1 hour ago, Robert Dyson said:

they dont need to...letters will go in tonight and she'll be gone by the morning.   I have to say i have lost a bet, i thought she'd be gone yesterday morning.

I think you might have assumed more integrity on her part than she actually possesses.  In fact besides enormous ambition I don’t know what else she does possess.


British  | Lived in Australia 2001-02 on 457   | Married Aussie wife & moved back to UK | Plan to return to Sydney 2026 when all kids have finished school

Share this post


Link to post
Share on other sites
39 minutes ago, Robert Dyson said:

this is a really interesting watch from the Financial Times.

 

 

I saw that. It really is.  I also notice that The Times is the latest right wing propagandist rag with an article today about Brexit. being a failure.  
 

They write as if they aren’t one of those to blame!  

B6EA0609-1EEB-4197-A0B0-AB7ADD56A689.jpeg

  • Like 1
  • Thanks 1

British  | Lived in Australia 2001-02 on 457   | Married Aussie wife & moved back to UK | Plan to return to Sydney 2026 when all kids have finished school
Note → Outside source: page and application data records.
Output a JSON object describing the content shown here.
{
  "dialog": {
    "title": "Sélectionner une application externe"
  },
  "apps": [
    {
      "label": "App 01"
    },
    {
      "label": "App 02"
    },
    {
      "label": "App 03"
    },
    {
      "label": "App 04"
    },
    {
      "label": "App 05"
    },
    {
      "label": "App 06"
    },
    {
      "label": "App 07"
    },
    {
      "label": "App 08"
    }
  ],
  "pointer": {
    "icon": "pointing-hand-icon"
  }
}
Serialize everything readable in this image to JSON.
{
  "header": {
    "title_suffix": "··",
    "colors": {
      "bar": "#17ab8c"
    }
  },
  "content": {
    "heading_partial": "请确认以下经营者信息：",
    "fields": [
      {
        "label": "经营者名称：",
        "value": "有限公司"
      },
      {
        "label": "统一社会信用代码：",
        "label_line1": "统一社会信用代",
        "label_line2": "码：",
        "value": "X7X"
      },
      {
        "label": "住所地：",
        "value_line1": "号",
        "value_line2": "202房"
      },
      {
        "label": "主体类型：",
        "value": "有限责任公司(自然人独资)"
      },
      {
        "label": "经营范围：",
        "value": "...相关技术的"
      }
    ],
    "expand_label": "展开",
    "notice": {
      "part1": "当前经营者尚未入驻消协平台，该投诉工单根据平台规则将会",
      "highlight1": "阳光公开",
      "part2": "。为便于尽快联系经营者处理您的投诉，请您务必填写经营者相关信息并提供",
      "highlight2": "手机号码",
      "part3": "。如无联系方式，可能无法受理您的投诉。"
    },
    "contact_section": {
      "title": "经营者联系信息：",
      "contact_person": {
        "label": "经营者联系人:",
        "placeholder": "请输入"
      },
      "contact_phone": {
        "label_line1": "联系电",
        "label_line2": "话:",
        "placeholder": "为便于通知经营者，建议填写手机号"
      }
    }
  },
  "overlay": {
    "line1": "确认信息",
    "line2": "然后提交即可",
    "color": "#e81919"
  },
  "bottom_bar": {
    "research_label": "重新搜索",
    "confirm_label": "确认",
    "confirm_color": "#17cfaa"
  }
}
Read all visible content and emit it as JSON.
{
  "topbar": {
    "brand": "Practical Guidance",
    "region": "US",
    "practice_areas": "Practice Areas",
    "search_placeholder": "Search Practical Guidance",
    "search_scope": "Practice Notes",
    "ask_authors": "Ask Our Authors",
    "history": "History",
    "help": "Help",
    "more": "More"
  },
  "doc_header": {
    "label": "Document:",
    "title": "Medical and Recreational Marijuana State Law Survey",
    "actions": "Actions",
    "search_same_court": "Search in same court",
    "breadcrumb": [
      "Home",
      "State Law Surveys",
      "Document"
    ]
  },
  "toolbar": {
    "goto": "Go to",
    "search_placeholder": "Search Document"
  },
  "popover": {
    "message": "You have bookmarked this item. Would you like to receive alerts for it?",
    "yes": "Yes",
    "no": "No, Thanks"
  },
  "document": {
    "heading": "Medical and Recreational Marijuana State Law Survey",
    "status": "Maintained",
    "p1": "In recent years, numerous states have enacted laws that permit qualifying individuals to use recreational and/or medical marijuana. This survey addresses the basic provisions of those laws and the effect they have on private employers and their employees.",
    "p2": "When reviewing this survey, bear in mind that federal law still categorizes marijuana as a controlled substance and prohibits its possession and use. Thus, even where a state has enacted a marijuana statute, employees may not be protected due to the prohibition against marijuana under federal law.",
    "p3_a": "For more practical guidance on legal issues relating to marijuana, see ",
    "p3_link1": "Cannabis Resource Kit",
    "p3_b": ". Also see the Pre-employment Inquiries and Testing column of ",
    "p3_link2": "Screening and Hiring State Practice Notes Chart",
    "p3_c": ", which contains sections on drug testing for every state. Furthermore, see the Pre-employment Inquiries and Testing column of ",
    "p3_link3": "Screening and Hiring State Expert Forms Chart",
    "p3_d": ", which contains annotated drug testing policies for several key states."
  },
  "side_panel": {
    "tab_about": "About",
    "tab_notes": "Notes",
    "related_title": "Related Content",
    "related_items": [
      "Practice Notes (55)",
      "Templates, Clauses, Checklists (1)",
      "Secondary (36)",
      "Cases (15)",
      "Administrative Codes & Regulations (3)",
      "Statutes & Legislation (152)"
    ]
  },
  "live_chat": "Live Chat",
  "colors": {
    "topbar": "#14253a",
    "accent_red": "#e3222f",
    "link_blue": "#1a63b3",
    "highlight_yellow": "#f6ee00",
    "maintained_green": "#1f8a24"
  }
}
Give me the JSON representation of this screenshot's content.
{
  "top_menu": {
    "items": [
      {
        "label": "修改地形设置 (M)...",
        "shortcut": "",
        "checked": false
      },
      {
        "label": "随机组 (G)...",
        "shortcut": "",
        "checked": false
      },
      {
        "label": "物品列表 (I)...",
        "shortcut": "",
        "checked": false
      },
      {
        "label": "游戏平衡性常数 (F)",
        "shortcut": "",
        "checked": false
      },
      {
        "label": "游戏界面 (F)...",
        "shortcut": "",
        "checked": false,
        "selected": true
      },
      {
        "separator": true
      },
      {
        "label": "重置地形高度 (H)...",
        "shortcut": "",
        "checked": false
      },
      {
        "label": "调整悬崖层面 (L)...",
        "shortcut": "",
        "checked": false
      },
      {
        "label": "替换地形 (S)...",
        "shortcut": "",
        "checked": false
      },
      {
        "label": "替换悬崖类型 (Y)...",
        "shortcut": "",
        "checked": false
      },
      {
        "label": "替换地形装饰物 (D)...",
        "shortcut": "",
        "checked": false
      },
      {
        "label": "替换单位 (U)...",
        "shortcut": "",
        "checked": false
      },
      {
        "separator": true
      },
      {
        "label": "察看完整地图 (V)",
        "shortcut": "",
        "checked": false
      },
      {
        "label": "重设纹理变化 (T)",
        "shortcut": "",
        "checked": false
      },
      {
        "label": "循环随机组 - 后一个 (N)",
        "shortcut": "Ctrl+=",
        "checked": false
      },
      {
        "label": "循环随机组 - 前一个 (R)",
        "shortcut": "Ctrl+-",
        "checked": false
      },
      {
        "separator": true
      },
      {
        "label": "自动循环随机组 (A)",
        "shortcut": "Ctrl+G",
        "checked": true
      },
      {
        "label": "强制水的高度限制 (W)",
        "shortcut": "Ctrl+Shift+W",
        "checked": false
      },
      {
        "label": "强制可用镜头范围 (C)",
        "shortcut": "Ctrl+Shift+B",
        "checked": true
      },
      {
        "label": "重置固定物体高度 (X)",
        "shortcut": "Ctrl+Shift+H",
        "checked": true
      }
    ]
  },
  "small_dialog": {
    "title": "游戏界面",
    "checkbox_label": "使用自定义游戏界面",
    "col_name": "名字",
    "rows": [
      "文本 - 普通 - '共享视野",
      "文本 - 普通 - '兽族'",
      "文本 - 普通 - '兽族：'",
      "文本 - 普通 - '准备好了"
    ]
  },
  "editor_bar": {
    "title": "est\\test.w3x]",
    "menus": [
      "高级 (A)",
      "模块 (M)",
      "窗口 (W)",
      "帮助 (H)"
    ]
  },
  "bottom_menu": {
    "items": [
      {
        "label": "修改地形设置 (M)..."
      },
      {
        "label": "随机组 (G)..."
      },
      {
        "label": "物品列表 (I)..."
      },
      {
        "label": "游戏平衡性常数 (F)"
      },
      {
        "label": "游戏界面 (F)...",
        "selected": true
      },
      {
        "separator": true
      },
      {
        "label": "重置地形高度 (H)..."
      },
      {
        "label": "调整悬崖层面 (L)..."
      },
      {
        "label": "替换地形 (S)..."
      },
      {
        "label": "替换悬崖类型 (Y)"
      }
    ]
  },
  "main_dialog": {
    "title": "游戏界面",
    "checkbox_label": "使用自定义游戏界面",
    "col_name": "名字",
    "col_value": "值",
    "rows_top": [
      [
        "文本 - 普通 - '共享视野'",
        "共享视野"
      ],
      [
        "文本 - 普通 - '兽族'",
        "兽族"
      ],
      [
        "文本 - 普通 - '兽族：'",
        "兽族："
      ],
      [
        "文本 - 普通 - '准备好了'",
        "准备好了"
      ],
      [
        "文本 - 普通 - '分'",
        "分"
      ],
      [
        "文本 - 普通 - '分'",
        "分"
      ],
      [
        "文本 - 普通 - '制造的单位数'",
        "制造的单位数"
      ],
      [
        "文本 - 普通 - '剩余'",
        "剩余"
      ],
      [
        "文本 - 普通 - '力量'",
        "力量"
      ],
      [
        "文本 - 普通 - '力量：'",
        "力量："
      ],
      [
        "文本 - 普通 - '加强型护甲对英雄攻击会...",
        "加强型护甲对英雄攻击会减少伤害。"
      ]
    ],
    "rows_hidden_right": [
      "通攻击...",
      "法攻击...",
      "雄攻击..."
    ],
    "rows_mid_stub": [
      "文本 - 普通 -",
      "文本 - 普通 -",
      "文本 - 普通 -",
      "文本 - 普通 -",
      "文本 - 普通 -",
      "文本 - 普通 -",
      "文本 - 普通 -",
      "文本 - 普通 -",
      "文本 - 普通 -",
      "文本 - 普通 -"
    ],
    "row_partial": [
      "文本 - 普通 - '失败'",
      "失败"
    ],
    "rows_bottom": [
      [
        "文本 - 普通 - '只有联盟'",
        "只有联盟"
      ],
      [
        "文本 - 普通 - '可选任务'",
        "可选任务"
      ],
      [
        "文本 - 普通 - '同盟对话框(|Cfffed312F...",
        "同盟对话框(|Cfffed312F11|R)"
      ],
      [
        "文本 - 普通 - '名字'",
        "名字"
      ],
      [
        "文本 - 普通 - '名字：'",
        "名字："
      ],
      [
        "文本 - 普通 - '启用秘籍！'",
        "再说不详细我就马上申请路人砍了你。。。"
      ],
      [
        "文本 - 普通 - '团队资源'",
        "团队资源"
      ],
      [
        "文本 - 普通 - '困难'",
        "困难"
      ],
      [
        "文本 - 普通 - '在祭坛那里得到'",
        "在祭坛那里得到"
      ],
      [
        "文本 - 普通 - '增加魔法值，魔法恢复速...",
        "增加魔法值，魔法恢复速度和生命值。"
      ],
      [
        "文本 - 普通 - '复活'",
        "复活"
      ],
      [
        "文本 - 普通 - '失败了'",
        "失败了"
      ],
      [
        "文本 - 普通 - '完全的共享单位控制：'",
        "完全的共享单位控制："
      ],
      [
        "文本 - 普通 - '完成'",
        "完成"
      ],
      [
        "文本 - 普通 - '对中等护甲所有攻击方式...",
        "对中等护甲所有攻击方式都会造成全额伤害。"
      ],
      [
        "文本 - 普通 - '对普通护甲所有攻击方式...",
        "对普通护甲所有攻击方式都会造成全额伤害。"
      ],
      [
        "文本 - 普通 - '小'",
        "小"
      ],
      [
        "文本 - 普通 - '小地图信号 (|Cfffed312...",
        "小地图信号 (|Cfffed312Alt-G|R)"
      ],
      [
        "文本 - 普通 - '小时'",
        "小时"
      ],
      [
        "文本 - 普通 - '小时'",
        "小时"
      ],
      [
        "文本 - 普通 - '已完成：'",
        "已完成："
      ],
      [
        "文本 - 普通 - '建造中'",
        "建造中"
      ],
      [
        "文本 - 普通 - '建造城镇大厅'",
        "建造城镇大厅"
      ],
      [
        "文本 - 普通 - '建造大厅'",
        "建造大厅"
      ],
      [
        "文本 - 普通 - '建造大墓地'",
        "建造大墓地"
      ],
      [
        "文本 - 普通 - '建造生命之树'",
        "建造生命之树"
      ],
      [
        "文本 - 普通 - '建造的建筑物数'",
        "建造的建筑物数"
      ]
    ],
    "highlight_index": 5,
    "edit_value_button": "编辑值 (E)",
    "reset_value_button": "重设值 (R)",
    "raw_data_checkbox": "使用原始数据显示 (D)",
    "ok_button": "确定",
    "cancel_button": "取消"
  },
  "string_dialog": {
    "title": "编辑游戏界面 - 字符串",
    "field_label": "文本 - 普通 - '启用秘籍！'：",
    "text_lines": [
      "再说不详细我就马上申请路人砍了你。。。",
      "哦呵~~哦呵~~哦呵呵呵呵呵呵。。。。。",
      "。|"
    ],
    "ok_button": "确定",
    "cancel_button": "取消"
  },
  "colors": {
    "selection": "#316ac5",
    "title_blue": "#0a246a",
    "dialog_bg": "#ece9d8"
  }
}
Share this post


Link to post
Share on other sites
On 16/10/2022 at 18:31, HappyHeart said:

Sounds about right. My British friends paint a bleak picture! It’ll be interesting to see how things are when I return in a few weeks. First trip back in 8 years…

Things are bad but largely self-induced. But no matter it would not be the ideal time to return. It'll most likely just magnify  (Wrongly in many respects) that we are so much better, when the fact is we have very serious problems on all sorts of fronts. Different ways the media report just aggravate this conclusion.

Share this post


Link to post
Share on other sites
2 hours ago, FirstWorldProblems said:

I think you might have assumed more integrity on her part than she actually possesses.  In fact besides enormous ambition I don’t know what else she does possess.

Begs the question, whatever did those Tory members see their way into voting this woman into the top position? 

  • Like 1

Share this post


Link to post
Share on other sites
3 hours ago, Robert Dyson said:

they dont need to...letters will go in tonight and she'll be gone by the morning.   I have to say i have lost a bet, i thought she'd be gone yesterday morning.

I think they don't see a way forward that will ease her departure. Party in disarray from what I can see, hence hard to find a suitable replacement that will be agreed by all sides.  

Share this post


Link to post
Share on other sites
6 hours ago, Robert Dyson said:

this is a really interesting watch from the Financial Times.

 

 

Abject stupidity.  Like lemmings over a cliff 

  • Like 1

Share this post


Link to post
Share on other sites

Create an account or sign in to comment

You need to be a member in order to leave a comment

Create an account

Sign up for a new account in our community. It's easy!

Register a new account

Sign in

Already have an account? Sign in here.

Sign In Now

×